Whenever I tell people we have lots of rabbits in our community, they nod and say “yes us too”. But I’m not referring to the native jack rabbits that don white coats for Winter. These rabbits are feral and once belonged to one of my neighbours (I’ll never name a name, because I’m not a snitch).
These rabbits first came onto the scene in (or around) 2009 and some of the older ones can still be seen kicking around today. At last count there were approximately 80 rabbits and by my estimation there will be at least 160 by the end of 2016. They are everywhere and can now be seen in all of our neighbouring communities and local parks too.
They are as cute as they are destructive. If I was to invest in anything on the stock market, it would be the company that makes chicken wire. You can’t walk down a street in my neighbourhood without a) seeing a rabbit and b) seeing an investment in chicken wire. For the most part they are harmless thanks to bountiful green spaces but come Winter they get hungry and come Spring they have more babies.
My rescue cat (Claude) loves to bring me a baby rabbit home every day when they are in season – I have a 50% rescue success rate (and lots of awesome picture of me with them). I find it really interesting how the local Bylaw officers turn a blind eye to the issue but I think that has more to do with the fact that chasing dog owners and junk hoarders is a quicker win. I’d love to see the bylaw officers chasing them – it would be great cardio for them and comedy for us.
Our fluffy-tailed friends are now somewhat part of this community (for now), are well-fed and prove to be an ever-popular excuse for a selfie.
On the plus side, they’re great at speeding up the composting process, provide a additional food source for local coyotes, bobcats and birds of prey.
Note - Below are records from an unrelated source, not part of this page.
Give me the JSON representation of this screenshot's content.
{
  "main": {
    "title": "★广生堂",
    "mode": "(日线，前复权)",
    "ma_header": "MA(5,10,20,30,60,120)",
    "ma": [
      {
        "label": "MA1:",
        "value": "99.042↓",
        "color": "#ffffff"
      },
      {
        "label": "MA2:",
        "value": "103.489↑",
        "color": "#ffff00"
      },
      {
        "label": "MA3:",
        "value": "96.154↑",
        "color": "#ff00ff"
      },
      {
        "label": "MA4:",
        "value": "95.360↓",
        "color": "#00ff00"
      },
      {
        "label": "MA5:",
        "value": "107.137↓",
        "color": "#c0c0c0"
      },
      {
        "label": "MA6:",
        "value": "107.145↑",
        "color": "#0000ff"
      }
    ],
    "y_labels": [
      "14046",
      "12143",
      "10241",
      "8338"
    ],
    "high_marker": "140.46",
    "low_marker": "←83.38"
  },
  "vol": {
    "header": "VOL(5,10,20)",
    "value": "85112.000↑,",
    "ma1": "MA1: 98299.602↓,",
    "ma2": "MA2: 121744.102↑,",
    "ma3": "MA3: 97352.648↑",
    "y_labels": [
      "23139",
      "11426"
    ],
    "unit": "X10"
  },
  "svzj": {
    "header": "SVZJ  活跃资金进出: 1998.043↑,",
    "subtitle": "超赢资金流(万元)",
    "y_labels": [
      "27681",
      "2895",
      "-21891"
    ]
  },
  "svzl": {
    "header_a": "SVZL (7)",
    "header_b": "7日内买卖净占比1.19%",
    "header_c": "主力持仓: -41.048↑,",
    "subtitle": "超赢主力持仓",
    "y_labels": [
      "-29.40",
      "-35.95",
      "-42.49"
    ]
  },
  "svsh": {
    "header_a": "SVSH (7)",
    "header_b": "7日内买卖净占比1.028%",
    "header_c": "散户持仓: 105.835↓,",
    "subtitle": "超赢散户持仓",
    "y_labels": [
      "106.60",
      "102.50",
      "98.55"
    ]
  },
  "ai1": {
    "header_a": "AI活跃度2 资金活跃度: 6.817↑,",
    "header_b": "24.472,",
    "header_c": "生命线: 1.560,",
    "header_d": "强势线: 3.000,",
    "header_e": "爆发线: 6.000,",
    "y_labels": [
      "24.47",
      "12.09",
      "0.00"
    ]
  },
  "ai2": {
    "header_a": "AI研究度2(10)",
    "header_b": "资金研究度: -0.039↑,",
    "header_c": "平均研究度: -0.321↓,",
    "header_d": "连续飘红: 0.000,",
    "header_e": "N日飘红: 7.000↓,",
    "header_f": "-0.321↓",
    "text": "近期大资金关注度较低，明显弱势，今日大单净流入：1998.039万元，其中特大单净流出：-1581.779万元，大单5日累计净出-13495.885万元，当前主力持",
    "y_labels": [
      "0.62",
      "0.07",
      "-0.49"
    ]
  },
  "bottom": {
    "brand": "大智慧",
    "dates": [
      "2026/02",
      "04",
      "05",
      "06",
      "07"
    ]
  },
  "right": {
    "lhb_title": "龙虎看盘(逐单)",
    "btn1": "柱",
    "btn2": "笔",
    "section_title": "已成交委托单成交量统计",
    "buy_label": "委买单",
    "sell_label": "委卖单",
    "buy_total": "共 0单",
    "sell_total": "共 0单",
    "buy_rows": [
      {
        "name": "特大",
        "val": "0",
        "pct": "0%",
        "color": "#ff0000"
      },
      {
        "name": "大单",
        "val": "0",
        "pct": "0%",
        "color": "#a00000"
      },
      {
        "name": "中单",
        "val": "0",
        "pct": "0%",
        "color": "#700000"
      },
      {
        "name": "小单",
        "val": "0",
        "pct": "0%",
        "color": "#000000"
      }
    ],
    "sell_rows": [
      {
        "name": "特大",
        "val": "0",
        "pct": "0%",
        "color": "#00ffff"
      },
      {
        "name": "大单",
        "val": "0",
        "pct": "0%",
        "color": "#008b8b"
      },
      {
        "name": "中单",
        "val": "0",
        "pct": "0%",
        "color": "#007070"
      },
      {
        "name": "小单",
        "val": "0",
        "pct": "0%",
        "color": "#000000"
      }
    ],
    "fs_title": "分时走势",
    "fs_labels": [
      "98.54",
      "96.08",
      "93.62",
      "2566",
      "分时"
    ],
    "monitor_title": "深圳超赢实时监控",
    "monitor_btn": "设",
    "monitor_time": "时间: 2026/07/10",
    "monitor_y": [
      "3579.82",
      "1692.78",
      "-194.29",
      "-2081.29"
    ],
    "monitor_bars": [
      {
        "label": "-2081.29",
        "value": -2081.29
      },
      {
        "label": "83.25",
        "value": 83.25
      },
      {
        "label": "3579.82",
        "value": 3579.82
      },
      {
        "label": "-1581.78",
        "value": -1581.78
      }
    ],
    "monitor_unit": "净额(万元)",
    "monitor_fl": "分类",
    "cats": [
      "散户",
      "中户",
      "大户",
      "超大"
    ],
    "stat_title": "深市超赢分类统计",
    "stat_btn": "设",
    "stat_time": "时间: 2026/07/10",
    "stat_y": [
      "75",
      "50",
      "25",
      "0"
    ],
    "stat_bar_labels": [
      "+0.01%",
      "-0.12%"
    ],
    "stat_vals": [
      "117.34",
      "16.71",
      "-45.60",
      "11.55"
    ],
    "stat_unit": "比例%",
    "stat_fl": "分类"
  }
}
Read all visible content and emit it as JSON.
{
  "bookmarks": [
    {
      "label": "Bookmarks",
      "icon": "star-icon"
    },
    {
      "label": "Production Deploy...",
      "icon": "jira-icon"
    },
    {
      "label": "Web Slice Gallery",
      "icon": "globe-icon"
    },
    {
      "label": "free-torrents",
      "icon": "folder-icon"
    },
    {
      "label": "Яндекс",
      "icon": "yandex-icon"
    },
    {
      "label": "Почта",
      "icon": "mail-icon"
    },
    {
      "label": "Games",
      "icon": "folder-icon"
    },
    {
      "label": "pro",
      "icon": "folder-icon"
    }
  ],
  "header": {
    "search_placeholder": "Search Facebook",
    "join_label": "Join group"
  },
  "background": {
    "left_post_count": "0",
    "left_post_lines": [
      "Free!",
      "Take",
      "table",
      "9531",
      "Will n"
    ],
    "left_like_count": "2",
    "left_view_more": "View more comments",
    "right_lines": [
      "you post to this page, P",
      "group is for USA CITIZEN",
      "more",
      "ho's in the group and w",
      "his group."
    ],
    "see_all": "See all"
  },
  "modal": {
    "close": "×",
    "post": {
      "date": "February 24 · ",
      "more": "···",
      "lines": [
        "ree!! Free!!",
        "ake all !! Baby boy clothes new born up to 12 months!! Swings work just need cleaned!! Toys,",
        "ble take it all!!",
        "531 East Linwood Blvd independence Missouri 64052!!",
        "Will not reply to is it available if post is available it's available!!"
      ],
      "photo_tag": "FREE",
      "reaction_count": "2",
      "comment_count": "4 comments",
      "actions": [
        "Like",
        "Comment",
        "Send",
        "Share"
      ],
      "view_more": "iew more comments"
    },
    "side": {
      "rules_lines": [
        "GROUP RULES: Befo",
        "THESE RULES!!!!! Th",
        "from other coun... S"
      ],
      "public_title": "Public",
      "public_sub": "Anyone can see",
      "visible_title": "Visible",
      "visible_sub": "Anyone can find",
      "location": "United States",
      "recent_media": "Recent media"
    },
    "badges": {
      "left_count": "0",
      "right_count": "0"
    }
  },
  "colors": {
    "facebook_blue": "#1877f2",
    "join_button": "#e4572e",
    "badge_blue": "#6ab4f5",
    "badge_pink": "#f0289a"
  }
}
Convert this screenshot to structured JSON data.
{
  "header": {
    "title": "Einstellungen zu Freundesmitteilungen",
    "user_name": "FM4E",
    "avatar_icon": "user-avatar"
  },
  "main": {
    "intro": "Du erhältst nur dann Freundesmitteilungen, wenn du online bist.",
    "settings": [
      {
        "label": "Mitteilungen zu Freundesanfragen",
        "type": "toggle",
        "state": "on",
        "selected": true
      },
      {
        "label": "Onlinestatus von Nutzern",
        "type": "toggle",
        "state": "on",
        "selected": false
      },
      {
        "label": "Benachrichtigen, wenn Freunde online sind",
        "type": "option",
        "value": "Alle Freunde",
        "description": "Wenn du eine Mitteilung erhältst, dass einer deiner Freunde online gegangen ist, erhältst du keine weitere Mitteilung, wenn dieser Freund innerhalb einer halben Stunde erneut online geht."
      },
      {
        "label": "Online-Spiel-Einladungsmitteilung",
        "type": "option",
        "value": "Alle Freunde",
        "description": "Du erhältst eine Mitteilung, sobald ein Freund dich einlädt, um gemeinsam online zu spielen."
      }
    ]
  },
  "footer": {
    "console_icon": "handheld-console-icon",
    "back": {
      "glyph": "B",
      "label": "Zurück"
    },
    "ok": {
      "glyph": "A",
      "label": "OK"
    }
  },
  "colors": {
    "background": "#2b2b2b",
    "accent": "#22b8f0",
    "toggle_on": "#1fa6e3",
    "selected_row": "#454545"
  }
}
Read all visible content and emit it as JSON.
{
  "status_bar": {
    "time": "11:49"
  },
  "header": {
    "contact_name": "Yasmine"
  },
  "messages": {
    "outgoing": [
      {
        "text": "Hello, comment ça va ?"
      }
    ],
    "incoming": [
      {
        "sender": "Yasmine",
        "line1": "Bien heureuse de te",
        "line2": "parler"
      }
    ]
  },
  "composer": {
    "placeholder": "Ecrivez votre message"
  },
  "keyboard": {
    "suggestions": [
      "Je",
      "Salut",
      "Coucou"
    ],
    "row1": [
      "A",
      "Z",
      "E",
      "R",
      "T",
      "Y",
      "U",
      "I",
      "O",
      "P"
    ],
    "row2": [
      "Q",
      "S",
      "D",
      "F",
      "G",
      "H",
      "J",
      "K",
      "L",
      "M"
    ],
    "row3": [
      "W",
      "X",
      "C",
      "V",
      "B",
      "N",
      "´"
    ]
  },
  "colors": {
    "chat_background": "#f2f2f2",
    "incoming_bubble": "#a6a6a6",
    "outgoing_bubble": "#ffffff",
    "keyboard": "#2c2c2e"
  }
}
However, if they’re not careful, they’re going to end up on my good friend Jesse’s plate – he loves rabbit (they serve a mean rabbit tagliatelle at his restaurant in Inglewood – I can assure you those rabbits come from a licensed farm).
Please think twice about feeding the not-so-wildlife.